Yes. Counseling is required with an independent third-party, HUD-approved counselor to ensure prospective borrowers understand what a reverse mortgage loan is, how it works, what their obligations would be under the loan, and whether it or another home equity solution is the best financial solution for their needs and goals. The lender must be in receipt of the counseling certificate before it can submit the applicant’s loan application for approval. To locate a reverse mortgage counselor near you, contact your mortgage loan originator or your local HUD office.
The proceeds you receive from a reverse mortgage are a loan, not income. Therefore, the proceeds should not be taxable. But as with all tax questions, first consult your accountant or tax advisor.
For your down payment, you could use the proceeds from the sale of your previous home or tap savings or other assets. Your HECM reverse mortgage loan would provide the additional funds to satisfy the purchase price. Not only will your initial cash outlay be less than it would be for an all-cash home purchase, but your monthly cash flow is likely to increase as a HECM for Purchase requires no monthly mortgage payments. You are still responsible, however, for maintaining your home and paying your property taxes and homeowners insurance. Your loan repayment only comes due when you leave the home or if you fail to comply with loan terms.
Is a reverse mortgage loan a backdoor way for your lender to own your home?
No. A reverse mortgage loan is simply a loan and financial tool designed to help you retire better. When taking out a reverse mortgage loan, you, not the lender, retain title to the home. Even if you were to exhaust all your loan proceeds, you cannot lose your home as long as you comply with your loan terms, such as maintaining your home and paying your property taxes and homeowners insurance. The lender puts a lien onto the title to ensure repayment of the loan. These same requirements apply to a traditional mortgage.
Reverse mortgage loans are designed to serve older Americans. Hence, you must be 62 or older to be eligible. Your spouse could be younger. Here are some other requirements for taking out a reverse mortgage:
A big attraction of a reverse mortgage loan is that, as long as you stay current on the loan requirements, you don’t have to pay off the loan until you leave the home. You can also choose to make payments anytime to lower the outstanding balance of your reverse mortgage. You can also pay off the loan anytime without penalty.
But typically, reverse mortgages are paid off following one of the following events:
If selling the home is the option selected with a standard HECM loan, heirs generally have six months to complete the sale.
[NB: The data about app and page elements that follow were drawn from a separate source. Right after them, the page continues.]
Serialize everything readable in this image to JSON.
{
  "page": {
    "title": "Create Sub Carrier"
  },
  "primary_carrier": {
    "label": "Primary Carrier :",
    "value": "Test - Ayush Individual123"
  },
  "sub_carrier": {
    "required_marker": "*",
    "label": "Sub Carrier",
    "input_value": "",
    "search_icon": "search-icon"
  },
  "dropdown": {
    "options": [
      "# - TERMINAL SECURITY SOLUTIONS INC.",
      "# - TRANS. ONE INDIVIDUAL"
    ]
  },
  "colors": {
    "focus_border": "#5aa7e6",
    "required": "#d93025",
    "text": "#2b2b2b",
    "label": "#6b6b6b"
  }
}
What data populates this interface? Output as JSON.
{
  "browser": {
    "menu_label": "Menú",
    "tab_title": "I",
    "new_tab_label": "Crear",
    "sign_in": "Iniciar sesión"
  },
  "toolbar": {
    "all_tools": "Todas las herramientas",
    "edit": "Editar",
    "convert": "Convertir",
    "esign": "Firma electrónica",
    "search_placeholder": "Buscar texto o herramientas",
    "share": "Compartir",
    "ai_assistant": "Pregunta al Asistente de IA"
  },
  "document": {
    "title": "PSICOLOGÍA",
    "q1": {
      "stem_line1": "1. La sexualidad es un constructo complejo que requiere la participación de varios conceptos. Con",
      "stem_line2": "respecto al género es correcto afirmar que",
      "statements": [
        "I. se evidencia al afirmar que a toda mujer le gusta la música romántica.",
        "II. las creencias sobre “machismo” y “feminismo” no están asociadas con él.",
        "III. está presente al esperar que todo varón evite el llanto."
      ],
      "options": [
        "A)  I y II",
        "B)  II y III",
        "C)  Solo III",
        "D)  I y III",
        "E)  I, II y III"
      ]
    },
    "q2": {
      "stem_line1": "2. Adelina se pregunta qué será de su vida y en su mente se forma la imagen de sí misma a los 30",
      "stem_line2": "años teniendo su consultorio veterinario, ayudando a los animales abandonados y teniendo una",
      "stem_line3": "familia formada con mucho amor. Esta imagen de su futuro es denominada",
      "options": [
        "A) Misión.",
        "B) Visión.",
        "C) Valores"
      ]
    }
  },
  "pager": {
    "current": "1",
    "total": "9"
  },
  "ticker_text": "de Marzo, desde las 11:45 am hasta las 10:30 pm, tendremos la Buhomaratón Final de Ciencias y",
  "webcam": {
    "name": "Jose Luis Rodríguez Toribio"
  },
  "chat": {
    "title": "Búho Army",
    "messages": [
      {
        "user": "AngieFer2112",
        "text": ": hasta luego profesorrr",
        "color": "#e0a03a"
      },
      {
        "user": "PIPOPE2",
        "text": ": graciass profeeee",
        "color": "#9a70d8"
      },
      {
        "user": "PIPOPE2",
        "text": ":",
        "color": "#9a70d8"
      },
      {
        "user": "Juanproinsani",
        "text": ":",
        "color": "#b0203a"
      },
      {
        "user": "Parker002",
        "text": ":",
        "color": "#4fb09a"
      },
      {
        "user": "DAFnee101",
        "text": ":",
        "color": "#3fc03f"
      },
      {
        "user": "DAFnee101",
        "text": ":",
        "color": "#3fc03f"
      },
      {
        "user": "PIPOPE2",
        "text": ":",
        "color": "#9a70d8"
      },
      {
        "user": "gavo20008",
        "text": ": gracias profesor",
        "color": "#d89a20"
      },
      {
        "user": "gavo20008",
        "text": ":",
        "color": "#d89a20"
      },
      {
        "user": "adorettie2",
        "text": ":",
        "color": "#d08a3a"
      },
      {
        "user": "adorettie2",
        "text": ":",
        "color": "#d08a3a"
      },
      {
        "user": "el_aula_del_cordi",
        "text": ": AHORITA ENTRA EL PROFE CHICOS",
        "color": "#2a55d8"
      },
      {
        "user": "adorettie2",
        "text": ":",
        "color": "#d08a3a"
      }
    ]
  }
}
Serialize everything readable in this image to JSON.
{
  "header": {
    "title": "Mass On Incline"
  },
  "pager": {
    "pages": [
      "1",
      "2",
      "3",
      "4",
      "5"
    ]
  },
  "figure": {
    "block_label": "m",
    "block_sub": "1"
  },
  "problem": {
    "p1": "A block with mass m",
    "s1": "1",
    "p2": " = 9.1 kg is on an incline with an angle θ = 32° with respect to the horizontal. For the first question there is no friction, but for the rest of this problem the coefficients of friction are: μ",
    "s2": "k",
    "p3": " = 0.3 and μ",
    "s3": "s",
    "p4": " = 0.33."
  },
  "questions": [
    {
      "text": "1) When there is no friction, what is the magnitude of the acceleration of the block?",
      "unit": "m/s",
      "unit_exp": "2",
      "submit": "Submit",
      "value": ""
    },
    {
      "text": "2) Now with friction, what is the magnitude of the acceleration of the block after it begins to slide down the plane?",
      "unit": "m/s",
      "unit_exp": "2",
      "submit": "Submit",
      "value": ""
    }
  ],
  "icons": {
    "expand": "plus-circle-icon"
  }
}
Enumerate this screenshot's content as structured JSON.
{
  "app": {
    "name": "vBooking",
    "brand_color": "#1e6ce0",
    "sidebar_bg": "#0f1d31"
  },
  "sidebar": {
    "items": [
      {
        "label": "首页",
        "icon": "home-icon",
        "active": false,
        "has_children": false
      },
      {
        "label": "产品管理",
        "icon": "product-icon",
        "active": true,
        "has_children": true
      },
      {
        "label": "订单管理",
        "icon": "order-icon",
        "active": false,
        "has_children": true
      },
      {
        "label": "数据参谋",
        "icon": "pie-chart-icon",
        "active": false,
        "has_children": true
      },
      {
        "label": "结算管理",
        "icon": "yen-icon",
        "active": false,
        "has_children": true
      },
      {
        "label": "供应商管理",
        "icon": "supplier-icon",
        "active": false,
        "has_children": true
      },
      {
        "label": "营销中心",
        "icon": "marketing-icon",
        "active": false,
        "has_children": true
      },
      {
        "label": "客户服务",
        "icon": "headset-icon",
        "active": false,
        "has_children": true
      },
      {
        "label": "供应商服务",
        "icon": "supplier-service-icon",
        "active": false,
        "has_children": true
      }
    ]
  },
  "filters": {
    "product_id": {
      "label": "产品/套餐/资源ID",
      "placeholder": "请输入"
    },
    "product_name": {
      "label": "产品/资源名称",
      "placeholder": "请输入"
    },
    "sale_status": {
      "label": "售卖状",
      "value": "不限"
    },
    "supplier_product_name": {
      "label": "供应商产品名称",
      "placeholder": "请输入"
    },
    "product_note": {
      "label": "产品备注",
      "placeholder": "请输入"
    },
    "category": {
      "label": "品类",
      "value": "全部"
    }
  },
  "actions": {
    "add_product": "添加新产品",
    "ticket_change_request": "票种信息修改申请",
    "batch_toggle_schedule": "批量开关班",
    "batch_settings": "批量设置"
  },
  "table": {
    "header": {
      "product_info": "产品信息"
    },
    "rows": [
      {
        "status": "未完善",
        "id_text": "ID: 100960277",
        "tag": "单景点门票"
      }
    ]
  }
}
If the home has not sold in that period, they can request from the servicer a 90-day extension, subject to approval by HUD. One additional 90-day extension can be requested, again with HUD’s approval. Any remaining equity in the home after the sale and loan is paid to the owner or heirs.
If the loan balance is larger than the home’s sale price, HECM borrowers or their heirs are only responsible for the amount their home sells for, even if the loan balance exceeds this amount. FHA insurance, which the borrower has been paying since the loan’s inception, covers the remaining loan balance.
In instances when heirs prefer to keep the home instead of selling it (perhaps the home has fallen in value and is now a relative bargain), they can do so at 95% of the home’s valuation. They can use personal savings or funds to pay off the loan or pursue a variety of financing options, including financing the reverse mortgage loan into a traditional mortgage or refinancing the home into another reverse mortgage, if they meet the eligibility criteria.
²It is possible to live in multiple homes in a year. However, you have to occupy one as your principal residence, on which you have your reverse mortgage, for the majority of the year.